⟨
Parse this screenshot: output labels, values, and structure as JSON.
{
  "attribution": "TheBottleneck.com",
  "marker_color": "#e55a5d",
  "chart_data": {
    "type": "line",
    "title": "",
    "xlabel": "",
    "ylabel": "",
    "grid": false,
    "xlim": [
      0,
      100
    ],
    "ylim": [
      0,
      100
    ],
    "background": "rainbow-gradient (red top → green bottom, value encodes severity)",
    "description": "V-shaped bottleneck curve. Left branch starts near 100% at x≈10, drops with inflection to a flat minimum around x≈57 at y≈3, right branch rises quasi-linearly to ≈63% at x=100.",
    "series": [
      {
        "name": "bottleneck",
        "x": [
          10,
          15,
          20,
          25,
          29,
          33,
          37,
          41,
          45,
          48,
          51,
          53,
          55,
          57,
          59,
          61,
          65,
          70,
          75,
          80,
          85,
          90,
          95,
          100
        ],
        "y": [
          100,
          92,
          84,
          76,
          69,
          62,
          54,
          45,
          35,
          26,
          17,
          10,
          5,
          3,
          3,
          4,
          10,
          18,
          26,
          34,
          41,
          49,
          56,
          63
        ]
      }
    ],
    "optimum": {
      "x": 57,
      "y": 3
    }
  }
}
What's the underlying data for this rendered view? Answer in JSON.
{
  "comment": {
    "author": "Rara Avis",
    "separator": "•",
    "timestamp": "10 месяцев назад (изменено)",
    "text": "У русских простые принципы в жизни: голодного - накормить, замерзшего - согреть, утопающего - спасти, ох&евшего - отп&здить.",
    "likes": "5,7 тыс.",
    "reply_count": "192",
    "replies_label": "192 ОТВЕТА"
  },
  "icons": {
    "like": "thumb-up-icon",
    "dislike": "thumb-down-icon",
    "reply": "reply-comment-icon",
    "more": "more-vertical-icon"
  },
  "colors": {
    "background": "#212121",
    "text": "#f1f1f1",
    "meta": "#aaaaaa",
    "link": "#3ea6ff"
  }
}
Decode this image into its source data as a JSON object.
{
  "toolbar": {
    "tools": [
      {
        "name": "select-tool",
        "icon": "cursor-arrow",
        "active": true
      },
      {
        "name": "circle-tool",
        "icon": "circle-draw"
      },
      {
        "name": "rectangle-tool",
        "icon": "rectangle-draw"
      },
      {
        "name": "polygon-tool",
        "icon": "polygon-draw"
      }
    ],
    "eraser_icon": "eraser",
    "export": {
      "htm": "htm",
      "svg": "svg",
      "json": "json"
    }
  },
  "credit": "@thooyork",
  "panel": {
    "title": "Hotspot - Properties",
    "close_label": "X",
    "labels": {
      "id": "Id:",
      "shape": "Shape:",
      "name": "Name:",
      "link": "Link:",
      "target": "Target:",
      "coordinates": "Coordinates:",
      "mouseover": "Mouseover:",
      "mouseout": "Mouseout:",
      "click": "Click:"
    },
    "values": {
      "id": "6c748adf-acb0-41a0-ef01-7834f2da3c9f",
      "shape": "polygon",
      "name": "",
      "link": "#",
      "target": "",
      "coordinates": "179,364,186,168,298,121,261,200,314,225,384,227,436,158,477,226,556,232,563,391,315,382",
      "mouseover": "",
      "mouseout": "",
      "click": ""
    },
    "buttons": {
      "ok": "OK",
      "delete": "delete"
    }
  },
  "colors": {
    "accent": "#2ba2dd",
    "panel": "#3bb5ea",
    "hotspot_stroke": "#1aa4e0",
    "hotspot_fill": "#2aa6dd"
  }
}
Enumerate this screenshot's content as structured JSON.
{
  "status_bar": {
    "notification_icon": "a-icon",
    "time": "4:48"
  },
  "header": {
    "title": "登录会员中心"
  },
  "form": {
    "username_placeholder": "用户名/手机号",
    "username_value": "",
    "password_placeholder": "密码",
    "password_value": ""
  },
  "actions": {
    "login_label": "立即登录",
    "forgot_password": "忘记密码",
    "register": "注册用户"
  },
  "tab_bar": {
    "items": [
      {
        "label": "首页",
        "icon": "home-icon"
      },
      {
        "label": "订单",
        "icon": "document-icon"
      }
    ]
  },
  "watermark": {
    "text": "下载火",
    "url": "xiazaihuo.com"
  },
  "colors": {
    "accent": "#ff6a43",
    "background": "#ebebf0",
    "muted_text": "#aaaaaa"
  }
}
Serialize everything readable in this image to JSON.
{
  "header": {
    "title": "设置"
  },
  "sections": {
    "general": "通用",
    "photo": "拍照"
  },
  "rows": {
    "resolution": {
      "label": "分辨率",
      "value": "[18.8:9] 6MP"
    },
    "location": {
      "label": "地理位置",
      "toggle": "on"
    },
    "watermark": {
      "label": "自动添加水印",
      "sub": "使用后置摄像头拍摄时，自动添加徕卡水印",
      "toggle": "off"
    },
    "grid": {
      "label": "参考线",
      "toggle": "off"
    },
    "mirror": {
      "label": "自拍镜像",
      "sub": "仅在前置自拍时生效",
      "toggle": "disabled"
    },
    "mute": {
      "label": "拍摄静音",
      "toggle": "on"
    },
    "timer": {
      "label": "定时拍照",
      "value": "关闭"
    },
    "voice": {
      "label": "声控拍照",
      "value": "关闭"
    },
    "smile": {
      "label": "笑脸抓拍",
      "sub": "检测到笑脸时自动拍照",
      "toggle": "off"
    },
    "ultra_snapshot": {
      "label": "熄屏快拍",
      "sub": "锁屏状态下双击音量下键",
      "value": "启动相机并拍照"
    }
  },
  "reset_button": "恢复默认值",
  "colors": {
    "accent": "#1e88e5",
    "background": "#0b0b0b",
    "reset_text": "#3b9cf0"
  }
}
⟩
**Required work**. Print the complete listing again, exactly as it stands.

**Answer to this problem**.
Parse this screenshot: output labels, values, and structure as JSON.
{
  "attribution": "TheBottleneck.com",
  "marker_color": "#e55a5d",
  "chart_data": {
    "type": "line",
    "title": "",
    "xlabel": "",
    "ylabel": "",
    "grid": false,
    "xlim": [
      0,
      100
    ],
    "ylim": [
      0,
      100
    ],
    "background": "rainbow-gradient (red top → green bottom, value encodes severity)",
    "description": "V-shaped bottleneck curve. Left branch starts near 100% at x≈10, drops with inflection to a flat minimum around x≈57 at y≈3, right branch rises quasi-linearly to ≈63% at x=100.",
    "series": [
      {
        "name": "bottleneck",
        "x": [
          10,
          15,
          20,
          25,
          29,
          33,
          37,
          41,
          45,
          48,
          51,
          53,
          55,
          57,
          59,
          61,
          65,
          70,
          75,
          80,
          85,
          90,
          95,
          100
        ],
        "y": [
          100,
          92,
          84,
          76,
          69,
          62,
          54,
          45,
          35,
          26,
          17,
          10,
          5,
          3,
          3,
          4,
          10,
          18,
          26,
          34,
          41,
          49,
          56,
          63
        ]
      }
    ],
    "optimum": {
      "x": 57,
      "y": 3
    }
  }
}
What's the underlying data for this rendered view? Answer in JSON.
{
  "comment": {
    "author": "Rara Avis",
    "separator": "•",
    "timestamp": "10 месяцев назад (изменено)",
    "text": "У русских простые принципы в жизни: голодного - накормить, замерзшего - согреть, утопающего - спасти, ох&евшего - отп&здить.",
    "likes": "5,7 тыс.",
    "reply_count": "192",
    "replies_label": "192 ОТВЕТА"
  },
  "icons": {
    "like": "thumb-up-icon",
    "dislike": "thumb-down-icon",
    "reply": "reply-comment-icon",
    "more": "more-vertical-icon"
  },
  "colors": {
    "background": "#212121",
    "text": "#f1f1f1",
    "meta": "#aaaaaa",
    "link": "#3ea6ff"
  }
}
Decode this image into its source data as a JSON object.
{
  "toolbar": {
    "tools": [
      {
        "name": "select-tool",
        "icon": "cursor-arrow",
        "active": true
      },
      {
        "name": "circle-tool",
        "icon": "circle-draw"
      },
      {
        "name": "rectangle-tool",
        "icon": "rectangle-draw"
      },
      {
        "name": "polygon-tool",
        "icon": "polygon-draw"
      }
    ],
    "eraser_icon": "eraser",
    "export": {
      "htm": "htm",
      "svg": "svg",
      "json": "json"
    }
  },
  "credit": "@thooyork",
  "panel": {
    "title": "Hotspot - Properties",
    "close_label": "X",
    "labels": {
      "id": "Id:",
      "shape": "Shape:",
      "name": "Name:",
      "link": "Link:",
      "target": "Target:",
      "coordinates": "Coordinates:",
      "mouseover": "Mouseover:",
      "mouseout": "Mouseout:",
      "click": "Click:"
    },
    "values": {
      "id": "6c748adf-acb0-41a0-ef01-7834f2da3c9f",
      "shape": "polygon",
      "name": "",
      "link": "#",
      "target": "",
      "coordinates": "179,364,186,168,298,121,261,200,314,225,384,227,436,158,477,226,556,232,563,391,315,382",
      "mouseover": "",
      "mouseout": "",
      "click": ""
    },
    "buttons": {
      "ok": "OK",
      "delete": "delete"
    }
  },
  "colors": {
    "accent": "#2ba2dd",
    "panel": "#3bb5ea",
    "hotspot_stroke": "#1aa4e0",
    "hotspot_fill": "#2aa6dd"
  }
}
Enumerate this screenshot's content as structured JSON.
{
  "status_bar": {
    "notification_icon": "a-icon",
    "time": "4:48"
  },
  "header": {
    "title": "登录会员中心"
  },
  "form": {
    "username_placeholder": "用户名/手机号",
    "username_value": "",
    "password_placeholder": "密码",
    "password_value": ""
  },
  "actions": {
    "login_label": "立即登录",
    "forgot_password": "忘记密码",
    "register": "注册用户"
  },
  "tab_bar": {
    "items": [
      {
        "label": "首页",
        "icon": "home-icon"
      },
      {
        "label": "订单",
        "icon": "document-icon"
      }
    ]
  },
  "watermark": {
    "text": "下载火",
    "url": "xiazaihuo.com"
  },
  "colors": {
    "accent": "#ff6a43",
    "background": "#ebebf0",
    "muted_text": "#aaaaaa"
  }
}
Serialize everything readable in this image to JSON.
{
  "header": {
    "title": "设置"
  },
  "sections": {
    "general": "通用",
    "photo": "拍照"
  },
  "rows": {
    "resolution": {
      "label": "分辨率",
      "value": "[18.8:9] 6MP"
    },
    "location": {
      "label": "地理位置",
      "toggle": "on"
    },
    "watermark": {
      "label": "自动添加水印",
      "sub": "使用后置摄像头拍摄时，自动添加徕卡水印",
      "toggle": "off"
    },
    "grid": {
      "label": "参考线",
      "toggle": "off"
    },
    "mirror": {
      "label": "自拍镜像",
      "sub": "仅在前置自拍时生效",
      "toggle": "disabled"
    },
    "mute": {
      "label": "拍摄静音",
      "toggle": "on"
    },
    "timer": {
      "label": "定时拍照",
      "value": "关闭"
    },
    "voice": {
      "label": "声控拍照",
      "value": "关闭"
    },
    "smile": {
      "label": "笑脸抓拍",
      "sub": "检测到笑脸时自动拍照",
      "toggle": "off"
    },
    "ultra_snapshot": {
      "label": "熄屏快拍",
      "sub": "锁屏状态下双击音量下键",
      "value": "启动相机并拍照"
    }
  },
  "reset_button": "恢复默认值",
  "colors": {
    "accent": "#1e88e5",
    "background": "#0b0b0b",
    "reset_text": "#3b9cf0"
  }
}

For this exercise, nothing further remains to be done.